After a wet week it was another glorious, sunny weekend with many spring flowers coming into bloom. A trip across the South Downs on Saturday showed the county at its best, with the sunlight and shadow highlighting the soft contours. With 4 weeks to go to the Southampton Marathon, a 20 mile run first thing Sunday morning took me half the way to Pevensey Bay and much of the route was lined with a riot of primrose, wood anemones, milk maids / cuckoo flower and lesser celandine. There were also a few early dandelions that, with any luck, will be fermenting in April!
The activity in the test tubes had slowed earlier in the week, after about 10 days, so it was time for the sniff test and to step them up to 250ml in conical flasks. Most of the gorse flowers, which had fermented less vigorously, smelled of coconut from the flowers and a little of pear drops. They were promising and so kept. One smelled of cabbage and was binned. A starter wort of 1035 SG was prepared, cooled and aerated. The three that smelled most similar were poured into one flask and the two that were a bit weird were placed in another.
The catkins, which fermented more vigorously were less promising. Three smelt of nappy / dustbin so were binned. The remaining three were a bit weird and earthy but not necessarily bad so they have a stay of execution until the next round of judging, at which point it might be me that gets killed off by drinking them. This could be a short running blog in that case!
To keep things sanitised I rinsed the conical flasks with boiling water, rinsed all equipment with no rinse sanitiser (which again I rinsed off!?). Following a tip from Ales of the Riverward I also used a spirit lamp to try and keep the air clean. I was making sour dough earlier in the day so there was plenty of other microbes floating around. As an aside, Wild Beer Co have made a tasty beer from sour dough culture so that might be another project to mimic in the future.

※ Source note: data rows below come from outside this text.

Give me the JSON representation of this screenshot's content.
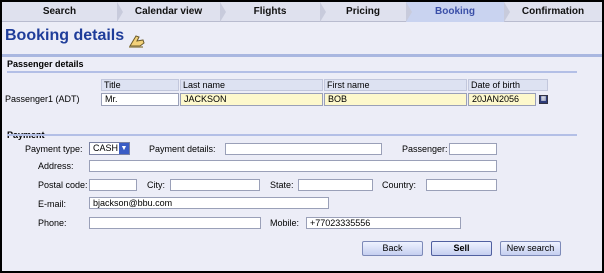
{
  "steps": [
    {
      "label": "Search"
    },
    {
      "label": "Calendar view"
    },
    {
      "label": "Flights"
    },
    {
      "label": "Pricing"
    },
    {
      "label": "Booking"
    },
    {
      "label": "Confirmation"
    }
  ],
  "active_step": "Booking",
  "page": {
    "title": "Booking details"
  },
  "passenger_section": {
    "label": "Passenger details",
    "columns": {
      "title": "Title",
      "last_name": "Last name",
      "first_name": "First name",
      "dob": "Date of birth"
    },
    "row": {
      "label": "Passenger1 (ADT)",
      "title": "Mr.",
      "last_name": "JACKSON",
      "first_name": "BOB",
      "dob": "20JAN2056"
    }
  },
  "payment_section": {
    "label": "Payment",
    "payment_type_label": "Payment type:",
    "payment_type_value": "CASH",
    "payment_details_label": "Payment details:",
    "payment_details_value": "",
    "passenger_label": "Passenger:",
    "passenger_value": "",
    "address_label": "Address:",
    "address_value": "",
    "postal_code_label": "Postal code:",
    "postal_code_value": "",
    "city_label": "City:",
    "city_value": "",
    "state_label": "State:",
    "state_value": "",
    "country_label": "Country:",
    "country_value": "",
    "email_label": "E-mail:",
    "email_value": "bjackson@bbu.com",
    "phone_label": "Phone:",
    "phone_value": "",
    "mobile_label": "Mobile:",
    "mobile_value": "+77023335556"
  },
  "buttons": {
    "back": "Back",
    "sell": "Sell",
    "new_search": "New search"
  }
}
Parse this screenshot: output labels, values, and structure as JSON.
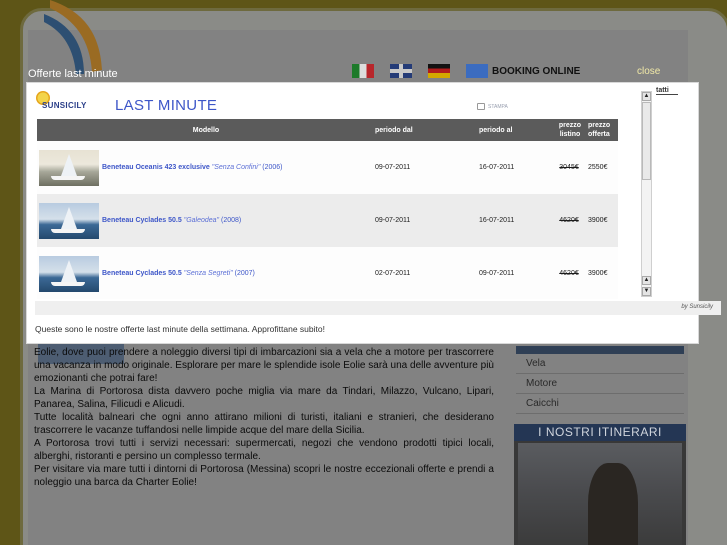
{
  "overlay": {
    "title": "Offerte last minute",
    "close_label": "close"
  },
  "header": {
    "booking_label": "BOOKING ONLINE",
    "nav_partial": "tatti"
  },
  "flags": [
    "flag-italy-icon",
    "flag-uk-icon",
    "flag-germany-icon",
    "flag-eu-icon"
  ],
  "modal": {
    "brand_name": "SUNSICILY",
    "title": "LAST MINUTE",
    "print_label": "STAMPA",
    "columns": {
      "model": "Modello",
      "from": "periodo dal",
      "to": "periodo al",
      "list_price": "prezzo listino",
      "offer_price": "prezzo offerta"
    },
    "rows": [
      {
        "model": "Beneteau Oceanis 423 exclusive",
        "name": "\"Senza Confini\"",
        "year": "(2006)",
        "from": "09-07-2011",
        "to": "16-07-2011",
        "list_price": "3045€",
        "offer_price": "2550€"
      },
      {
        "model": "Beneteau Cyclades 50.5",
        "name": "\"Galeodea\"",
        "year": "(2008)",
        "from": "09-07-2011",
        "to": "16-07-2011",
        "list_price": "4620€",
        "offer_price": "3900€"
      },
      {
        "model": "Beneteau Cyclades 50.5",
        "name": "\"Senza Segreti\"",
        "year": "(2007)",
        "from": "02-07-2011",
        "to": "09-07-2011",
        "list_price": "4620€",
        "offer_price": "3900€"
      }
    ],
    "credit": "by Sunsicily",
    "caption": "Queste sono le nostre offerte last minute della settimana. Approfittane subito!"
  },
  "background": {
    "paragraphs": [
      "Eolie, dove puoi prendere a noleggio diversi tipi di imbarcazioni sia a vela che a motore per trascorrere una vacanza in modo originale. Esplorare per mare le splendide isole Eolie sarà una delle avventure più emozionanti che potrai fare!",
      "La Marina di Portorosa dista davvero poche miglia via mare da Tindari, Milazzo, Vulcano, Lipari, Panarea, Salina, Filicudi e Alicudi.",
      "Tutte località balneari che ogni anno attirano milioni di turisti, italiani e stranieri, che desiderano trascorrere le vacanze tuffandosi nelle limpide acque del mare della Sicilia.",
      "A Portorosa trovi tutti i servizi necessari: supermercati, negozi che vendono prodotti tipici locali, alberghi, ristoranti e persino un complesso termale.",
      "Per visitare via mare tutti i dintorni di Portorosa (Messina) scopri le nostre eccezionali offerte e prendi a noleggio una barca da Charter Eolie!"
    ],
    "side_menu": [
      "Vela",
      "Motore",
      "Caicchi"
    ],
    "itinerari_title": "I NOSTRI ITINERARI"
  }
}
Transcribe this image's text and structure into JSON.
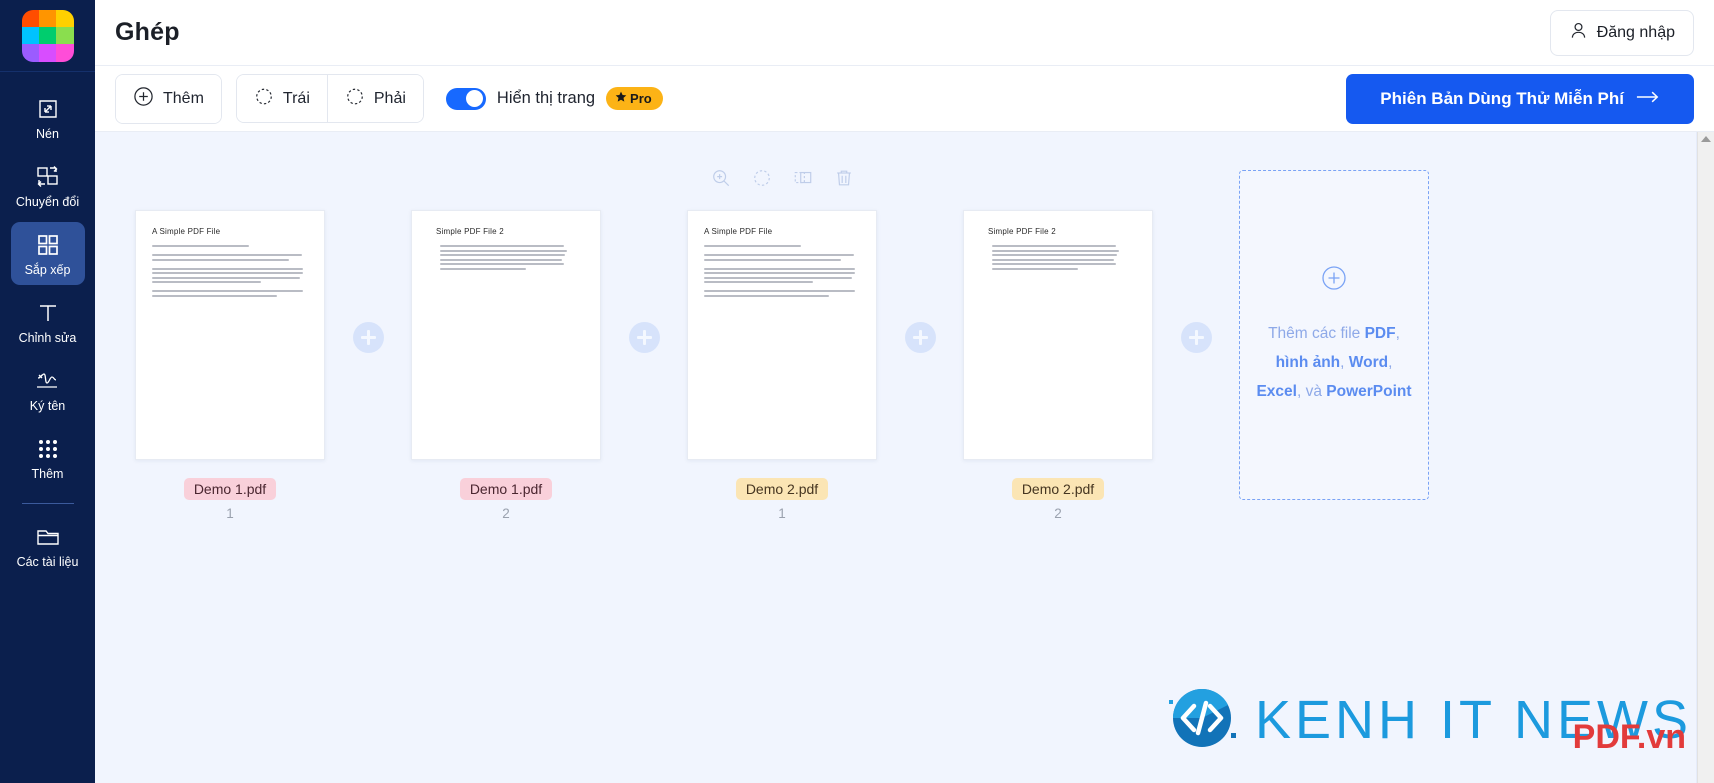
{
  "sidebar": {
    "logo": {
      "name": "app-logo",
      "colors": [
        "#ff4d00",
        "#ff9500",
        "#ffd000",
        "#00c2ff",
        "#00cd6e",
        "#8ade4e",
        "#9b5cff",
        "#d84dff",
        "#ff4dd8"
      ]
    },
    "items": [
      {
        "label": "Nén",
        "icon": "compress-icon",
        "active": false
      },
      {
        "label": "Chuyển đổi",
        "icon": "convert-icon",
        "active": false
      },
      {
        "label": "Sắp xếp",
        "icon": "grid-icon",
        "active": true
      },
      {
        "label": "Chỉnh sửa",
        "icon": "text-edit-icon",
        "active": false
      },
      {
        "label": "Ký tên",
        "icon": "signature-icon",
        "active": false
      },
      {
        "label": "Thêm",
        "icon": "dots-grid-icon",
        "active": false
      },
      {
        "label": "Các tài liệu",
        "icon": "folder-icon",
        "active": false
      }
    ]
  },
  "header": {
    "title": "Ghép",
    "login_label": "Đăng nhập"
  },
  "toolbar": {
    "add_label": "Thêm",
    "rotate_left_label": "Trái",
    "rotate_right_label": "Phải",
    "toggle_label": "Hiển thị trang",
    "toggle_on": true,
    "pro_badge": "Pro",
    "cta_label": "Phiên Bản Dùng Thử Miễn Phí",
    "cta_arrow": "→"
  },
  "hover_tools": [
    {
      "name": "zoom-in-icon"
    },
    {
      "name": "rotate-icon"
    },
    {
      "name": "duplicate-icon"
    },
    {
      "name": "delete-icon"
    }
  ],
  "pages": [
    {
      "doc_title": "A Simple PDF File",
      "file_label": "Demo 1.pdf",
      "page_number": "1",
      "badge_bg": "#f9d0da",
      "badge_color": "#4a2630",
      "variant": "long"
    },
    {
      "doc_title": "Simple PDF File 2",
      "file_label": "Demo 1.pdf",
      "page_number": "2",
      "badge_bg": "#f9d0da",
      "badge_color": "#4a2630",
      "variant": "short"
    },
    {
      "doc_title": "A Simple PDF File",
      "file_label": "Demo 2.pdf",
      "page_number": "1",
      "badge_bg": "#fbe5b4",
      "badge_color": "#453520",
      "variant": "long"
    },
    {
      "doc_title": "Simple PDF File 2",
      "file_label": "Demo 2.pdf",
      "page_number": "2",
      "badge_bg": "#fbe5b4",
      "badge_color": "#453520",
      "variant": "short"
    }
  ],
  "dropzone": {
    "prefix": "Thêm các file ",
    "pdf": "PDF",
    "sep1": ", ",
    "image": "hình ảnh",
    "sep2": ", ",
    "word": "Word",
    "sep3": ", ",
    "excel": "Excel",
    "sep4": ", và ",
    "powerpoint": "PowerPoint"
  },
  "watermark": {
    "text": "KENH IT NEWS",
    "overlay": "PDF.vn"
  },
  "theme": {
    "sidebar_bg": "#0b1f4d",
    "sidebar_active": "#2f5199",
    "accent_blue": "#1559f0",
    "canvas_bg": "#f1f5fe",
    "pro_yellow": "#fcb316"
  }
}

The next pair of flowers were also collected this weekend. What I think is wild cherry has been lining many of the roadsides in the last few weeks. If I could find it near the house, away from the road and positively identify that it is wild cherry I would have used it. Maybe next year. I was, however, in no doubt about spotting primrose and blackthorn. I learnt a good bit of country lore from my wife, “blackthorn is flower before leaf and hawthorn’s leaf before flower”. They were bagged up, insects given some time to vacate, and placed in tubes as before. The spirit burner was used to try and keep the air clean and the starter wort was 1025 SG.
One thought on “Blackthorn and primrose”